More farm-to-glass classes offered in Rensselaerville
RENSSELAERVILLE — The Carey Institute for Global Good here wants to close the gap between agricultural supplies and demand from brewers in the midst of the state’s craft brew renaissance.
New York now has about 170 small breweries, more than five times as many as a decade ago, according to Cornell Cooperative Extension.
To that end, on Saturday, Feb. 22, the institute will host a Farm-To-Glass Classroom Business Planning and Design Workshop for farmers, micro-maltsters, and craft beverage producers interested in starting or expanding their farm-to-glass enterprise.
Stakeholders from all stages of the supply chain will hear from specialists in the field, and examine a farm-to-glass case study through the experiences of Farmhouse Malt, and the farmers and brewers with whom it works.
Topics to be covered by a panel of experts include: business planning; funding opportunities; marketing and communications; scaling start-up ventures and risk management; malt grain growing and harvesting; post-harvest and processing considerations; micro-malt setup and operations; craft beverage producer demands; supply-chain planning; and, farmers’, maltsters, and craft beverage producers’ experiences in the industry.
Speakers will include Samuel Filler, fellow at Empire State Development; Tom Osadchey, a business planning consultant from NY Farm Net; Robert Perry, a grain farmer and the grain coordinator for the Northeast Organic Farming Association of New York; Marty and Natalie Mattrazzo, owners and maltsters at Farmhouse Malt; Kenneth Wortz, distiller at Ky-Mar Farms; and Evan and Emily Watson, brewers at Plan Bee Farm Brewery.
“Our last workshop had upwards of 50 attendees, and I would like to see it grow even more from there,” said Sarah Avery Gordon, Farm-To-Glass development specialist.
The event will run from 10 a.m. to 2 p.m., and includes networking sessions for farmers and brewers during a break.
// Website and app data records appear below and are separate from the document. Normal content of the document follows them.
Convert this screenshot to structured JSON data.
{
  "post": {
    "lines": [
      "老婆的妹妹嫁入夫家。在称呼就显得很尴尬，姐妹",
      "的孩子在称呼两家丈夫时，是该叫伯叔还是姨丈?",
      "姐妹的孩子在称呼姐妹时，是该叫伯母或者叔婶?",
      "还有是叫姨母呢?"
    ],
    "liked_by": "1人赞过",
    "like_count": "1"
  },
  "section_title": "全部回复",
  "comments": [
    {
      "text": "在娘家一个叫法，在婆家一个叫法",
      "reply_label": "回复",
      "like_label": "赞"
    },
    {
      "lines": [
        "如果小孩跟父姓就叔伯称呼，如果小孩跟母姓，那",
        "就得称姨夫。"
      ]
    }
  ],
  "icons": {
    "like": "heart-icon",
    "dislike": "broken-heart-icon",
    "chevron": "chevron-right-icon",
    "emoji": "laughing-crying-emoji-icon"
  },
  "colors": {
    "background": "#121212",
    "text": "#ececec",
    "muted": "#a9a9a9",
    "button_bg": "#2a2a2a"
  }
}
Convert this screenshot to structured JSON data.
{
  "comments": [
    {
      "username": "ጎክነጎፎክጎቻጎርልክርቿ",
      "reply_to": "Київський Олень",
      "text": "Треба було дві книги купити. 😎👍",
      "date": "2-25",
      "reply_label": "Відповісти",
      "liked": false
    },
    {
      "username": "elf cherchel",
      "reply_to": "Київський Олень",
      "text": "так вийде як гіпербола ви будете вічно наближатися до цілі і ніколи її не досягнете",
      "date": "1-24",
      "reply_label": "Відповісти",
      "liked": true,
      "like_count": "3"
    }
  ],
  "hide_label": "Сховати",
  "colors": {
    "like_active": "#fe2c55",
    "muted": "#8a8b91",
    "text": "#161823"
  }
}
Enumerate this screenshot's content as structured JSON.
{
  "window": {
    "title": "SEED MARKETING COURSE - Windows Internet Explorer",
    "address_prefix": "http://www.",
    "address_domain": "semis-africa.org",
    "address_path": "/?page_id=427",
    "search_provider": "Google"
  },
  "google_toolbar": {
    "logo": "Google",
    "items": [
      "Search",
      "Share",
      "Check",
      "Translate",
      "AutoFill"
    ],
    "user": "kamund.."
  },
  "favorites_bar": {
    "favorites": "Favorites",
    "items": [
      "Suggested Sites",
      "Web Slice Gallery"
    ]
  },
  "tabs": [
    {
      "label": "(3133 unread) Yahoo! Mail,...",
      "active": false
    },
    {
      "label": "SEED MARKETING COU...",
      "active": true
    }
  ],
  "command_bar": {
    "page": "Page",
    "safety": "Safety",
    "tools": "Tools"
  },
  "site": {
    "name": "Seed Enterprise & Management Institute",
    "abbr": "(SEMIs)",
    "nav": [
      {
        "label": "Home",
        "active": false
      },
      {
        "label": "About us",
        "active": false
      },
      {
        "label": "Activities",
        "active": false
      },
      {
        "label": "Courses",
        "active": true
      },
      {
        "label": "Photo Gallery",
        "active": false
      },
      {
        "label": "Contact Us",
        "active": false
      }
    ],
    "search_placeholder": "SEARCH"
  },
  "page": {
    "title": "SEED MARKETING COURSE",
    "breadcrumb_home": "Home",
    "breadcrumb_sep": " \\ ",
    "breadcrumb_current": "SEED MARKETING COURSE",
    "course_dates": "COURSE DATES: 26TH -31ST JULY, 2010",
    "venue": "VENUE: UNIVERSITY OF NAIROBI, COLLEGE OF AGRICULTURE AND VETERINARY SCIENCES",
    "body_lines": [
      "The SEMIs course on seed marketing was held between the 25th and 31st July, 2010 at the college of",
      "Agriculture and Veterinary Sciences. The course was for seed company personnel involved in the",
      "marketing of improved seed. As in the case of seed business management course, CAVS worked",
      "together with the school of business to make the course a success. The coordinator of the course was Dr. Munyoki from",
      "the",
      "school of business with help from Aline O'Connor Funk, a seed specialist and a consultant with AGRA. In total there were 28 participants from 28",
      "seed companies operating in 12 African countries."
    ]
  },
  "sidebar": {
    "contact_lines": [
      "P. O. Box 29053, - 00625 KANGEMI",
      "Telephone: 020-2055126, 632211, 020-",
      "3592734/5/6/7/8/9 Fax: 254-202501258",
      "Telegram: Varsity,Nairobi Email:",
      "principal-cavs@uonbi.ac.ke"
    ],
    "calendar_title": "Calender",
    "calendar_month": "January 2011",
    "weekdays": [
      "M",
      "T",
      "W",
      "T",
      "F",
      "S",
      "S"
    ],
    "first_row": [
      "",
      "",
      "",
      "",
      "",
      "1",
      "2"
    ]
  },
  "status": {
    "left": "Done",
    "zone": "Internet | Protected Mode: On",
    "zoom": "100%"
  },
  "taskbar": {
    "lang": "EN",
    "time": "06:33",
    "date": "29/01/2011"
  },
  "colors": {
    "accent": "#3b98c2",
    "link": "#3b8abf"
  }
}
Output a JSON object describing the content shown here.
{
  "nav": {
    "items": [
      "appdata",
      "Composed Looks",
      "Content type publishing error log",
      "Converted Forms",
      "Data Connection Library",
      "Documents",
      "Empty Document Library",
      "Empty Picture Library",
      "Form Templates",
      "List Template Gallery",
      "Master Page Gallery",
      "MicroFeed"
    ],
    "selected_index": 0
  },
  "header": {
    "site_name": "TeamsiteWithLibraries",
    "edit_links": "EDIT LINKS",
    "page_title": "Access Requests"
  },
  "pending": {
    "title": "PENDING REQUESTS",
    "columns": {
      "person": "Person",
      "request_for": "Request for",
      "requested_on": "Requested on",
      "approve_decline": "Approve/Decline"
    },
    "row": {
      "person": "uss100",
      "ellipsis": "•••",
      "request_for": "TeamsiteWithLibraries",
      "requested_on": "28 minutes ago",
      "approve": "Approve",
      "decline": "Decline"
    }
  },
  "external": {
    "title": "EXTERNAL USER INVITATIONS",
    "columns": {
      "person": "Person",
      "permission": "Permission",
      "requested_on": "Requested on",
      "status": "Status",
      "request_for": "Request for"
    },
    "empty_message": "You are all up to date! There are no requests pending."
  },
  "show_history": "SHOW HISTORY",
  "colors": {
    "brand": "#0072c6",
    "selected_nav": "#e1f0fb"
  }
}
The fee for the event is $20 at the door; those interested in attending should call 797-5100 to reserve a space.
Starting in 2014, the Carey Institute will be resurrecting a Dutch barn, originally built about 1760, on its campus to house the state’s first farm brewery incubator. The Carey Institute has partnered with CSArch, an Albany-based architecture firm, to adapt the barn to function as a new economic and social hub that connects farmers, brewers, and craft beverage enthusiasts
In January, Empire State Development announced the award of $108,000 to the project, dubbed the Helderberg Brewshed; an ongoing fund-raising campaign is underway to secure the rest of the project budget.
The barn will house three key programs, including a Model Farm Brewery, A Farm-To-Glass Classroom, and a Farm Brewery Incubator. Upcoming Farm-To-Classroom events will be posted online.